Your assignment
Search the records for the word "data" and pick out every line that has it.
[Start of Attachment]
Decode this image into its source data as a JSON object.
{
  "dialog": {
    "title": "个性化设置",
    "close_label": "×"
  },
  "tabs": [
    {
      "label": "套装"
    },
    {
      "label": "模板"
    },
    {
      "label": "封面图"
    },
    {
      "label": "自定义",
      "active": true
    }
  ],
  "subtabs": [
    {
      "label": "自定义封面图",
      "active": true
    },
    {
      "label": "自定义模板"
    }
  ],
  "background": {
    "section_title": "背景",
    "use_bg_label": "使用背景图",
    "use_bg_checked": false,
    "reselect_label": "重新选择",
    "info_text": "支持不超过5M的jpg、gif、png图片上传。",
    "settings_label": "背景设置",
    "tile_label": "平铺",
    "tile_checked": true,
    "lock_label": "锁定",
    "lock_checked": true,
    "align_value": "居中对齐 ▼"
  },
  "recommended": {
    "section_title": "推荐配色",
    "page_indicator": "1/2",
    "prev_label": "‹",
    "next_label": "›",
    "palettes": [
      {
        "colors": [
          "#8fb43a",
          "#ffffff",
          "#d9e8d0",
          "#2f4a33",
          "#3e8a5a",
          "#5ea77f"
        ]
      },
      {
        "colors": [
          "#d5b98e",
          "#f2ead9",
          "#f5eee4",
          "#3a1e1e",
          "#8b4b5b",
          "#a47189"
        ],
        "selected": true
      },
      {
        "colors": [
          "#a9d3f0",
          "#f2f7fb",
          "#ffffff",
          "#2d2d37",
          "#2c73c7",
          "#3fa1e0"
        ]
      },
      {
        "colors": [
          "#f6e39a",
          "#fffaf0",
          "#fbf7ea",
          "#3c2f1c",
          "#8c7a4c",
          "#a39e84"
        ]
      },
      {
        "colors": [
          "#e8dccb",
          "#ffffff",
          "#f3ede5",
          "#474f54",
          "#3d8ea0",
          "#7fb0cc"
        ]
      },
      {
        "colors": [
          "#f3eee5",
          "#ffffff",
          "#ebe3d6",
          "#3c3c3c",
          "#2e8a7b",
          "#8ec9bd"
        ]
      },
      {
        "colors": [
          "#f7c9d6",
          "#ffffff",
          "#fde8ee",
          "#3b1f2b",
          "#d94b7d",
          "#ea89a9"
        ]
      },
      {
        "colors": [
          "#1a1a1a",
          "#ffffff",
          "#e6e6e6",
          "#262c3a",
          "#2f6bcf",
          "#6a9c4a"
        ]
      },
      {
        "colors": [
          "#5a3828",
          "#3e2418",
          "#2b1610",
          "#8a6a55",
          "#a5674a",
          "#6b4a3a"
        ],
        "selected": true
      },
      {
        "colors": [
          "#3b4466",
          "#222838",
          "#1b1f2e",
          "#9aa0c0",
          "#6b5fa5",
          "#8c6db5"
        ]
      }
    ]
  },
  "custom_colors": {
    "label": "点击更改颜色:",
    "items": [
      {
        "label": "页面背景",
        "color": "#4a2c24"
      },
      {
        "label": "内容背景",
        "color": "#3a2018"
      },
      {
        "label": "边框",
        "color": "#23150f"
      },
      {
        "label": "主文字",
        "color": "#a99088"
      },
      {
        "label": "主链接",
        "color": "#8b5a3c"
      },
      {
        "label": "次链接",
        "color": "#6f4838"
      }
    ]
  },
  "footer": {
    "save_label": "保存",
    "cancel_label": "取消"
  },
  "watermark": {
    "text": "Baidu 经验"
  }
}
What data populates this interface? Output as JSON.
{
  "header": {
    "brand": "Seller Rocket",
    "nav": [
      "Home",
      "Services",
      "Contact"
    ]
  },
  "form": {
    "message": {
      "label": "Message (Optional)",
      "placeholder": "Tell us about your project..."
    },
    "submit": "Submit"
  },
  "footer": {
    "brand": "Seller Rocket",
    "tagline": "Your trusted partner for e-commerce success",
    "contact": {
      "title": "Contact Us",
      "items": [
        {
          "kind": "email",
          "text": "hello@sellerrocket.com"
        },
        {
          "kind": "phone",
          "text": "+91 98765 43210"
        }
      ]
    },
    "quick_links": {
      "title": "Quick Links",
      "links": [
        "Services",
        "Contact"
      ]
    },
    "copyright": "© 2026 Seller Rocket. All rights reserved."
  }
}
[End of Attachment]
Task output
Decode this image into its source data as a JSON object.
What data populates this interface? Output as JSON.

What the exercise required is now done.